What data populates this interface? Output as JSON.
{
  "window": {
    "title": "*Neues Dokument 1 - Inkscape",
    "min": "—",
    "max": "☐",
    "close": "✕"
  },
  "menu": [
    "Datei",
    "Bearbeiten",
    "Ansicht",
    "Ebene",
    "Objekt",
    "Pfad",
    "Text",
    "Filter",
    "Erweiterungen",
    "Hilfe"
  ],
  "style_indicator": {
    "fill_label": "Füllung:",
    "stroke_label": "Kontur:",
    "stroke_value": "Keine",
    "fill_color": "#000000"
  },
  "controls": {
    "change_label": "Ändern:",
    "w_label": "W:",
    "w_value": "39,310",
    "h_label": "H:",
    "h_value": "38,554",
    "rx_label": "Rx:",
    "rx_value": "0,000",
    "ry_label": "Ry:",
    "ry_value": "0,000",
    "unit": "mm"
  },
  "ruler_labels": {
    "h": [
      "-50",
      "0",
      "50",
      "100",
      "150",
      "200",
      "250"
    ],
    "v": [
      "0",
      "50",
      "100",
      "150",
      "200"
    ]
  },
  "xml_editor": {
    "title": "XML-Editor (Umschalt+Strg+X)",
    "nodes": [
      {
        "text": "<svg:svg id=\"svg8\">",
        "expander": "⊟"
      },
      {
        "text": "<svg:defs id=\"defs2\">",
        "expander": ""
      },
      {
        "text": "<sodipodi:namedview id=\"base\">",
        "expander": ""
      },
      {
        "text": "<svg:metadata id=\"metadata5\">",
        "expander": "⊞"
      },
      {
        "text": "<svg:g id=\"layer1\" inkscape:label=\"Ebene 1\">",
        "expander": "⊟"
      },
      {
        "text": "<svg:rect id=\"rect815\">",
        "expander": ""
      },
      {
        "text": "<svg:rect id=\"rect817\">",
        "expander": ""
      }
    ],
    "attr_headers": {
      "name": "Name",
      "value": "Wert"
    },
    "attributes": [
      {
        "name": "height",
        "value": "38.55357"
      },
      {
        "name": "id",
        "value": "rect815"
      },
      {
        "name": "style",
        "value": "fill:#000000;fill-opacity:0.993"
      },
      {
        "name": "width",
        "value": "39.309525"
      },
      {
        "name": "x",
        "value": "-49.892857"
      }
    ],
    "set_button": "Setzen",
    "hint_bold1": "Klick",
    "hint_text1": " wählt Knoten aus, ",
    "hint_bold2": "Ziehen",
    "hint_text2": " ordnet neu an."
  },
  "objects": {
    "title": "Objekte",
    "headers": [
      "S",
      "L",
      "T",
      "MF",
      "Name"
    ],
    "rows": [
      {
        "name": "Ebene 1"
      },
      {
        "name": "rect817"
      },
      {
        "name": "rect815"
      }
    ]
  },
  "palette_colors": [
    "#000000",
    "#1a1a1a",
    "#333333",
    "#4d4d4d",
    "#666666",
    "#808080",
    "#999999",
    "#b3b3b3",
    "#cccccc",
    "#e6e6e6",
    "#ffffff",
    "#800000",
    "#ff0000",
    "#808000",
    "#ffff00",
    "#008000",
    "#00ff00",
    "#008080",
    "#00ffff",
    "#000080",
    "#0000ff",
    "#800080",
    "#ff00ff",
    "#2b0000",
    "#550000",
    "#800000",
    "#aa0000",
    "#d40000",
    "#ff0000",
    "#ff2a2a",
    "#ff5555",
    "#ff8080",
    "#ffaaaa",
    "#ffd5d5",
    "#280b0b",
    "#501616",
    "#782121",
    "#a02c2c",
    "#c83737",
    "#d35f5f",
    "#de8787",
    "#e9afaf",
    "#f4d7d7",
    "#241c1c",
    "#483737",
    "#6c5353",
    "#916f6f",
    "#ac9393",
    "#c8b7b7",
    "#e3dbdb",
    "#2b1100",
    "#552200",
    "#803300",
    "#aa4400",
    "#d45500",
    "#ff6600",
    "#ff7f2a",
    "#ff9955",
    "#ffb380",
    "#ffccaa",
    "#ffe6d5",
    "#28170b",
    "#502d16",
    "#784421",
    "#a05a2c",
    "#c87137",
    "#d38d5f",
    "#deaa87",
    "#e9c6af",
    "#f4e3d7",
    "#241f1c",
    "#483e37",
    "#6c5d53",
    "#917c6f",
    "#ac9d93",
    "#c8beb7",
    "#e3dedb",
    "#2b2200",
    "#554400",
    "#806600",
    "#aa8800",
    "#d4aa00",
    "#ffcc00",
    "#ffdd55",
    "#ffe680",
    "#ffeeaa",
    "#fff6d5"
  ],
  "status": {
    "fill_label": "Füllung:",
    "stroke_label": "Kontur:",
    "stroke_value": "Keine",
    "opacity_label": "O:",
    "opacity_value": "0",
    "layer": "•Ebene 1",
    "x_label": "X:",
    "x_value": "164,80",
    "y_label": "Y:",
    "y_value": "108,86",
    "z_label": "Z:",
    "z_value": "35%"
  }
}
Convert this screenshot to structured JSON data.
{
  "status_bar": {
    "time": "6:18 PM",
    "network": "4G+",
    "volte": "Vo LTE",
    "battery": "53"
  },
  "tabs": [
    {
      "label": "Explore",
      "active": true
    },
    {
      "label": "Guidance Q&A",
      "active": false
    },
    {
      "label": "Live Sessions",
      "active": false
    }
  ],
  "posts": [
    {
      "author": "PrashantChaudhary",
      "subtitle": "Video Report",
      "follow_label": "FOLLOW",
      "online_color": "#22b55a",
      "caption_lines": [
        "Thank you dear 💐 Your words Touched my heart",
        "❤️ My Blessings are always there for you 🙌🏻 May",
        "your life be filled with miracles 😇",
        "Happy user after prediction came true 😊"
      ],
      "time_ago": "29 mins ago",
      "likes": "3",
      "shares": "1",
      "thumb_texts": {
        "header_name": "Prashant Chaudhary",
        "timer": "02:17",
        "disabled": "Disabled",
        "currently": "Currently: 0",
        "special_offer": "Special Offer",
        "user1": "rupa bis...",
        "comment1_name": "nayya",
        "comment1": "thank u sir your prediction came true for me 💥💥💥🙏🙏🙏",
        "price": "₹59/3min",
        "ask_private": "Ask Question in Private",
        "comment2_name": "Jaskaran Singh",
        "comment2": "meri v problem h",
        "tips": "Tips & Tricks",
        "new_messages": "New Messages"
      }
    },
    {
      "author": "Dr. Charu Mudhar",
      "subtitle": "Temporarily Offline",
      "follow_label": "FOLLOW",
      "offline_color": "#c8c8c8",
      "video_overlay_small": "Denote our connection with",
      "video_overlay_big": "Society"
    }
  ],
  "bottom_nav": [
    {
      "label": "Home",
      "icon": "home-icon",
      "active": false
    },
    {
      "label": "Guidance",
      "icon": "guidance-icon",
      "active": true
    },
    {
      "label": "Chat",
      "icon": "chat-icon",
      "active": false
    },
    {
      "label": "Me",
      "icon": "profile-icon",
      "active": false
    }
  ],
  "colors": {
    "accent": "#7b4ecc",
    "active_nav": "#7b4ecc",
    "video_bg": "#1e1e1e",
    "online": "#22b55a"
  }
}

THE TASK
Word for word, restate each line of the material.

RESPONSE TO THE TASK
What data populates this interface? Output as JSON.
{
  "window": {
    "title": "*Neues Dokument 1 - Inkscape",
    "min": "—",
    "max": "☐",
    "close": "✕"
  },
  "menu": [
    "Datei",
    "Bearbeiten",
    "Ansicht",
    "Ebene",
    "Objekt",
    "Pfad",
    "Text",
    "Filter",
    "Erweiterungen",
    "Hilfe"
  ],
  "style_indicator": {
    "fill_label": "Füllung:",
    "stroke_label": "Kontur:",
    "stroke_value": "Keine",
    "fill_color": "#000000"
  },
  "controls": {
    "change_label": "Ändern:",
    "w_label": "W:",
    "w_value": "39,310",
    "h_label": "H:",
    "h_value": "38,554",
    "rx_label": "Rx:",
    "rx_value": "0,000",
    "ry_label": "Ry:",
    "ry_value": "0,000",
    "unit": "mm"
  },
  "ruler_labels": {
    "h": [
      "-50",
      "0",
      "50",
      "100",
      "150",
      "200",
      "250"
    ],
    "v": [
      "0",
      "50",
      "100",
      "150",
      "200"
    ]
  },
  "xml_editor": {
    "title": "XML-Editor (Umschalt+Strg+X)",
    "nodes": [
      {
        "text": "<svg:svg id=\"svg8\">",
        "expander": "⊟"
      },
      {
        "text": "<svg:defs id=\"defs2\">",
        "expander": ""
      },
      {
        "text": "<sodipodi:namedview id=\"base\">",
        "expander": ""
      },
      {
        "text": "<svg:metadata id=\"metadata5\">",
        "expander": "⊞"
      },
      {
        "text": "<svg:g id=\"layer1\" inkscape:label=\"Ebene 1\">",
        "expander": "⊟"
      },
      {
        "text": "<svg:rect id=\"rect815\">",
        "expander": ""
      },
      {
        "text": "<svg:rect id=\"rect817\">",
        "expander": ""
      }
    ],
    "attr_headers": {
      "name": "Name",
      "value": "Wert"
    },
    "attributes": [
      {
        "name": "height",
        "value": "38.55357"
      },
      {
        "name": "id",
        "value": "rect815"
      },
      {
        "name": "style",
        "value": "fill:#000000;fill-opacity:0.993"
      },
      {
        "name": "width",
        "value": "39.309525"
      },
      {
        "name": "x",
        "value": "-49.892857"
      }
    ],
    "set_button": "Setzen",
    "hint_bold1": "Klick",
    "hint_text1": " wählt Knoten aus, ",
    "hint_bold2": "Ziehen",
    "hint_text2": " ordnet neu an."
  },
  "objects": {
    "title": "Objekte",
    "headers": [
      "S",
      "L",
      "T",
      "MF",
      "Name"
    ],
    "rows": [
      {
        "name": "Ebene 1"
      },
      {
        "name": "rect817"
      },
      {
        "name": "rect815"
      }
    ]
  },
  "palette_colors": [
    "#000000",
    "#1a1a1a",
    "#333333",
    "#4d4d4d",
    "#666666",
    "#808080",
    "#999999",
    "#b3b3b3",
    "#cccccc",
    "#e6e6e6",
    "#ffffff",
    "#800000",
    "#ff0000",
    "#808000",
    "#ffff00",
    "#008000",
    "#00ff00",
    "#008080",
    "#00ffff",
    "#000080",
    "#0000ff",
    "#800080",
    "#ff00ff",
    "#2b0000",
    "#550000",
    "#800000",
    "#aa0000",
    "#d40000",
    "#ff0000",
    "#ff2a2a",
    "#ff5555",
    "#ff8080",
    "#ffaaaa",
    "#ffd5d5",
    "#280b0b",
    "#501616",
    "#782121",
    "#a02c2c",
    "#c83737",
    "#d35f5f",
    "#de8787",
    "#e9afaf",
    "#f4d7d7",
    "#241c1c",
    "#483737",
    "#6c5353",
    "#916f6f",
    "#ac9393",
    "#c8b7b7",
    "#e3dbdb",
    "#2b1100",
    "#552200",
    "#803300",
    "#aa4400",
    "#d45500",
    "#ff6600",
    "#ff7f2a",
    "#ff9955",
    "#ffb380",
    "#ffccaa",
    "#ffe6d5",
    "#28170b",
    "#502d16",
    "#784421",
    "#a05a2c",
    "#c87137",
    "#d38d5f",
    "#deaa87",
    "#e9c6af",
    "#f4e3d7",
    "#241f1c",
    "#483e37",
    "#6c5d53",
    "#917c6f",
    "#ac9d93",
    "#c8beb7",
    "#e3dedb",
    "#2b2200",
    "#554400",
    "#806600",
    "#aa8800",
    "#d4aa00",
    "#ffcc00",
    "#ffdd55",
    "#ffe680",
    "#ffeeaa",
    "#fff6d5"
  ],
  "status": {
    "fill_label": "Füllung:",
    "stroke_label": "Kontur:",
    "stroke_value": "Keine",
    "opacity_label": "O:",
    "opacity_value": "0",
    "layer": "•Ebene 1",
    "x_label": "X:",
    "x_value": "164,80",
    "y_label": "Y:",
    "y_value": "108,86",
    "z_label": "Z:",
    "z_value": "35%"
  }
}
Convert this screenshot to structured JSON data.
{
  "status_bar": {
    "time": "6:18 PM",
    "network": "4G+",
    "volte": "Vo LTE",
    "battery": "53"
  },
  "tabs": [
    {
      "label": "Explore",
      "active": true
    },
    {
      "label": "Guidance Q&A",
      "active": false
    },
    {
      "label": "Live Sessions",
      "active": false
    }
  ],
  "posts": [
    {
      "author": "PrashantChaudhary",
      "subtitle": "Video Report",
      "follow_label": "FOLLOW",
      "online_color": "#22b55a",
      "caption_lines": [
        "Thank you dear 💐 Your words Touched my heart",
        "❤️ My Blessings are always there for you 🙌🏻 May",
        "your life be filled with miracles 😇",
        "Happy user after prediction came true 😊"
      ],
      "time_ago": "29 mins ago",
      "likes": "3",
      "shares": "1",
      "thumb_texts": {
        "header_name": "Prashant Chaudhary",
        "timer": "02:17",
        "disabled": "Disabled",
        "currently": "Currently: 0",
        "special_offer": "Special Offer",
        "user1": "rupa bis...",
        "comment1_name": "nayya",
        "comment1": "thank u sir your prediction came true for me 💥💥💥🙏🙏🙏",
        "price": "₹59/3min",
        "ask_private": "Ask Question in Private",
        "comment2_name": "Jaskaran Singh",
        "comment2": "meri v problem h",
        "tips": "Tips & Tricks",
        "new_messages": "New Messages"
      }
    },
    {
      "author": "Dr. Charu Mudhar",
      "subtitle": "Temporarily Offline",
      "follow_label": "FOLLOW",
      "offline_color": "#c8c8c8",
      "video_overlay_small": "Denote our connection with",
      "video_overlay_big": "Society"
    }
  ],
  "bottom_nav": [
    {
      "label": "Home",
      "icon": "home-icon",
      "active": false
    },
    {
      "label": "Guidance",
      "icon": "guidance-icon",
      "active": true
    },
    {
      "label": "Chat",
      "icon": "chat-icon",
      "active": false
    },
    {
      "label": "Me",
      "icon": "profile-icon",
      "active": false
    }
  ],
  "colors": {
    "accent": "#7b4ecc",
    "active_nav": "#7b4ecc",
    "video_bg": "#1e1e1e",
    "online": "#22b55a"
  }
}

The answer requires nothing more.